Attention Corporations, Partnerships and Other Contracting Parties! Is the Indemnification Clause in Your Agreement Broad Enough?
December 8, 2022
By: Mara D. Afzali
On Oct. 20, 2022, the New York State Court of Appeals issued a brief but consequential decision in Sage Sys., Inc. v. Liss, --N.E.3d--, 2022 N.Y. Slip Op. 05918 (Oct. 20, 2022), reversing a long-standing contract interpretation presumption relating the recoverability of attorneys’ fees and costs resulting from disputes between contracting parties, or “intra-party” indemnification.
The issue in Sage System was whether the prevailing party in a partnership agreement dispute could recover attorneys’ fees and costs incurred defending a dissolution action, where the partnership agreement included the following broad indemnification clause:
The partnership and the other Partners shall be indemnified and held harmless by each Partner from and against any and all claims, demands, liabilities, costs, damages, expenses and causes of action of any nature whatsoever arising out of or incidental to any act performed by a Partner which is not performed in good faith or is not reasonably believed by such Partner to be in the best interests of the Partnership and within the scope of authority conferred upon such Partner under this Agreement, or which arises out of the fraud, bad faith, willful misconduct or negligence of such Partner.
New York has traditionally followed the “American Rule” – that a prevailing party cannot recover attorneys’ fees and litigation costs absent an express statutory or contractual basis for such recovery. Applying this rule prior to Sage Systems, courts often awarded the prevailing party costs and fees if the contract in question included a broad indemnification clause, even if disputes between the contracting parties were not expressly referenced in the clause. This is precisely what the Appellate Division, First Department did when it reviewed the partnership agreement in Sage Systems, concluding that the “broad language” of the indemnification clause “encompasses the recovery of attorneys’ fees.” 193 A.D.3d 624 (1st Dep’t 2021). The Court of Appeals disagreed. In reversing that decision, the Court specifically noted that despite the broad indemnity clause in the partnership agreement, there was “nothing in the provision nor the agreement as a whole” that made it “‘unmistakably clear’ that the partners intended to permit recovery for attorney’s fees in an action between them on the contract.” While this conclusion is not, technically speaking, a departure from the American Rule, it is a departure from the long-standing application of that rule by New York courts.

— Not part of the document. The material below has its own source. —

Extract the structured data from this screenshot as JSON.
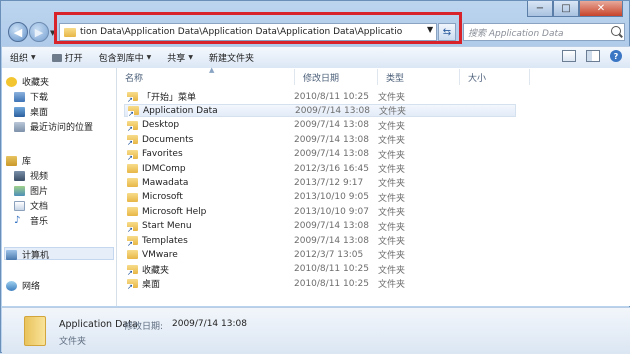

The practical implications of the Sage Systems decision are twofold. The first is directly addressed by the Court of Appeals in its decision: in preparing and drafting contracts, parties must clearly indicate their intent to include recovery of attorneys’ fees and costs for a prevailing party of an intra-party dispute and should ensure that the language in the indemnification clause expressly states as much. Second, parties to contracts drafted prior to the Sage Systems decision that intended their broad indemnification clauses to cover intra-party disputes should review the precise language of such provisions and consider amending them if their intent is not already “unmistakably clear” from the express language of the contract.
If you have any questions about the contents of this information memo, please contact Mara Afzali or any member of Bond’s litigation practice.